Lifeline Youth & Family Services/Lasting Change lawsuit
A Tuskegee residential treatment center is named as a defendant in a lawsuit against parent company Sequel TSI. The plaintiff is the representative of a 15-year-old boy called “G.P.” The boy claims to have endured sexual, physical and verbal abuse from staff and teen residents at the facility. He reported a particular incident that happened early in his stay at the facility, and employees did not protect him from retaliation. He was subject to bullying and assaults daily and the employees were negligent in ensuring his safety. G.P. suffered black eyes, bloody noses, bites, and other injuries. He also attempted suicide during his time at the treatment center. The lawsuit alleges that the staff did not take him to the hospital until the following day.
Four other lawsuits have been filed with similar allegations of abuse.
Alabama Clinical Schools lawsuit
Attorneys for an 11-year-old boy filed a lawsuit against a residential behavioral facility in Birmingham. It claims that the child experienced continuous physical, verbal and emotional abuse and that the staff threatened to kill him if he reported it. The child also was bitten by scorpions in his bed. In 2022, he was assaulted by a staffer and suffered shoulder injuries and a broken collarbone. A few days later, he was assaulted in the head, face and neck by an employee of the center. A few months later, he endured another assault by an employee who kicked and stomped him in the stomach and face.
What to do if your child is a victim
A parent wouldn’t place a child in inpatient treatment unless it’s truly warranted. A child in crisis needs help, and it’s always the right decision to seek professional help. The best way to find treatment is to ask for a referral from a trusted physician, like your child’s pediatrician or psychiatrist.
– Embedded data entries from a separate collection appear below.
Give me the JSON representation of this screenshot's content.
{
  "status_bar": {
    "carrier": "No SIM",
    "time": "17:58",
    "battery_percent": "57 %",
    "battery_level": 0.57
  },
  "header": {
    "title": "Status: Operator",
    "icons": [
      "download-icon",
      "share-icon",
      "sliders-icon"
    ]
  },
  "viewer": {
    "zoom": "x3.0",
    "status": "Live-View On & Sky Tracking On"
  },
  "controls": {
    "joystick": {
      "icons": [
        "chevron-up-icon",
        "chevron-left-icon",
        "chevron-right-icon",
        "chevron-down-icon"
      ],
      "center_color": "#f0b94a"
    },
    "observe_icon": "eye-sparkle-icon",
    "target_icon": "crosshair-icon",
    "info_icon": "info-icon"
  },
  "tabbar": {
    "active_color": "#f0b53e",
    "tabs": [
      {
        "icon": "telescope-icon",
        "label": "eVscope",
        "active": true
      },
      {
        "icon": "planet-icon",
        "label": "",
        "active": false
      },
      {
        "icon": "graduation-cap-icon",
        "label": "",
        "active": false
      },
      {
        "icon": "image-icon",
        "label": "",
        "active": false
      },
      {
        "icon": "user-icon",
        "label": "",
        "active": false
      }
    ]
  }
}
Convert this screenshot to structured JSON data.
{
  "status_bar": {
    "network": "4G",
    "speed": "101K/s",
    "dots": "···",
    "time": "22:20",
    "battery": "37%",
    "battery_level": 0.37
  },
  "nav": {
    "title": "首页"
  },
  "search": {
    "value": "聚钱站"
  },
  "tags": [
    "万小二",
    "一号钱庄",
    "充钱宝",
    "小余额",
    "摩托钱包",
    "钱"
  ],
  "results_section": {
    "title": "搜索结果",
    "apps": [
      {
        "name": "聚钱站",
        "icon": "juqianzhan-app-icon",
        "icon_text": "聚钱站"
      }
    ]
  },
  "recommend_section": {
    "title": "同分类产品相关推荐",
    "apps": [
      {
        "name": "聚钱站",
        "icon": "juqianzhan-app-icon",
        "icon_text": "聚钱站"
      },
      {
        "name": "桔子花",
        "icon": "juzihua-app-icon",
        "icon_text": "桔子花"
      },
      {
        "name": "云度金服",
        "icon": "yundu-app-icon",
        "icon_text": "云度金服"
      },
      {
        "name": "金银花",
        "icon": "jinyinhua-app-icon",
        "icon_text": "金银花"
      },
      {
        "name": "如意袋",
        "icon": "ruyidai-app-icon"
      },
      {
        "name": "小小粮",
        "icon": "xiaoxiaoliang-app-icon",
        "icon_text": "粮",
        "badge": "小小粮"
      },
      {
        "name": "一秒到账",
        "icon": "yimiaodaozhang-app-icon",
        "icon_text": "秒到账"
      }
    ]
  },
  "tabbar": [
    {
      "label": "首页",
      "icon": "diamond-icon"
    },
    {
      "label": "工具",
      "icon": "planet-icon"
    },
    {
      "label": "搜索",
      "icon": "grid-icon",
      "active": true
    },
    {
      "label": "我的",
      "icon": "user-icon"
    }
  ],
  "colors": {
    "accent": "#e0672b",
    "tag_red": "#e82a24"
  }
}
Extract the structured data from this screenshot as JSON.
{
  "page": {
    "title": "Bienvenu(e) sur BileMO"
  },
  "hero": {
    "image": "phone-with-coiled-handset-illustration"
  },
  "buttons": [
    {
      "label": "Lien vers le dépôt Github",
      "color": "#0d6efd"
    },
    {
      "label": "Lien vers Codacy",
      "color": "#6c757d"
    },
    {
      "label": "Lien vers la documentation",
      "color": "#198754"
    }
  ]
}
However, if you believe that your child has suffered harm in a behavioral treatment facility, the first thing to do is to remove your child and ensure that they are relocated to a safe space. Next, you might wish to make a report to your state’s child protection agency. If you need to file a lawsuit, you should contact a personal injury lawyer for guidance.